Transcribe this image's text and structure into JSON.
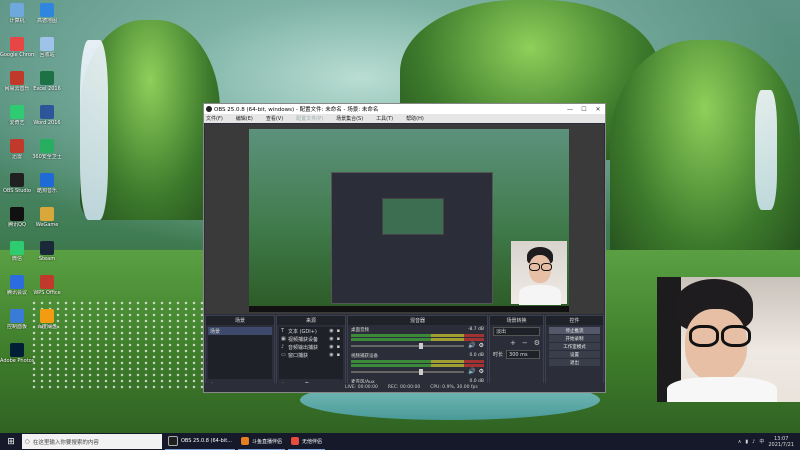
{
  "desktop": {
    "icons": [
      {
        "label": "计算机",
        "color": "#6fa8dc"
      },
      {
        "label": "高德地图",
        "color": "#2e86de"
      },
      {
        "label": "Google Chrome",
        "color": "#e84545"
      },
      {
        "label": "回收站",
        "color": "#9ec3e8"
      },
      {
        "label": "网易云音乐",
        "color": "#c0392b"
      },
      {
        "label": "Excel 2016",
        "color": "#1e7145"
      },
      {
        "label": "爱奇艺",
        "color": "#2ecc71"
      },
      {
        "label": "Word 2016",
        "color": "#2b579a"
      },
      {
        "label": "迅雷",
        "color": "#c0392b"
      },
      {
        "label": "360安全卫士",
        "color": "#27ae60"
      },
      {
        "label": "OBS Studio",
        "color": "#202020"
      },
      {
        "label": "酷狗音乐",
        "color": "#1e6bd6"
      },
      {
        "label": "腾讯QQ",
        "color": "#111111"
      },
      {
        "label": "WeGame",
        "color": "#d8a83b"
      },
      {
        "label": "微信",
        "color": "#2ecc71"
      },
      {
        "label": "Steam",
        "color": "#1b2838"
      },
      {
        "label": "腾讯会议",
        "color": "#2d6cdf"
      },
      {
        "label": "WPS Office",
        "color": "#c0392b"
      },
      {
        "label": "控制面板",
        "color": "#3a7bd5"
      },
      {
        "label": "百度网盘",
        "color": "#f39c12"
      },
      {
        "label": "Adobe Photoshop",
        "color": "#001e36"
      }
    ]
  },
  "obs": {
    "title": "OBS 25.0.8 (64-bit, windows) - 配置文件: 未命名 - 场景: 未命名",
    "menu": [
      "文件(F)",
      "编辑(E)",
      "查看(V)",
      "配置文件(P)",
      "场景集合(S)",
      "工具(T)",
      "帮助(H)"
    ],
    "docks": {
      "scenes": {
        "title": "场景",
        "items": [
          "场景"
        ]
      },
      "sources": {
        "title": "来源",
        "items": [
          {
            "icon": "T",
            "label": "文本 (GDI+)"
          },
          {
            "icon": "▣",
            "label": "视频捕获设备"
          },
          {
            "icon": "♪",
            "label": "音频输出捕获"
          },
          {
            "icon": "▭",
            "label": "窗口捕获"
          }
        ]
      },
      "mixer": {
        "title": "混音器",
        "tracks": [
          {
            "name": "桌面音频",
            "db": "-8.7 dB"
          },
          {
            "name": "视频捕获设备",
            "db": "0.0 dB"
          },
          {
            "name": "麦克风/Aux",
            "db": "0.0 dB"
          }
        ]
      },
      "transitions": {
        "title": "场景转换",
        "type": "淡出",
        "duration_label": "时长",
        "duration_value": "300 ms"
      },
      "controls": {
        "title": "控件",
        "buttons": [
          "停止推流",
          "开始录制",
          "工作室模式",
          "设置",
          "退出"
        ]
      }
    },
    "status": {
      "live": "LIVE: 00:00:00",
      "rec": "REC: 00:00:00",
      "cpu": "CPU: 0.9%, 30.00 fps"
    }
  },
  "taskbar": {
    "search_placeholder": "在这里输入你要搜索的内容",
    "apps": [
      {
        "label": "OBS 25.0.8 (64-bit...",
        "color": "#202020"
      },
      {
        "label": "斗鱼直播伴侣",
        "color": "#e67e22"
      },
      {
        "label": "无他伴侣",
        "color": "#e74c3c"
      }
    ],
    "time": "13:07",
    "date": "2021/7/21"
  }
}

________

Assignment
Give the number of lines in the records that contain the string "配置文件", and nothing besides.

The completed task
2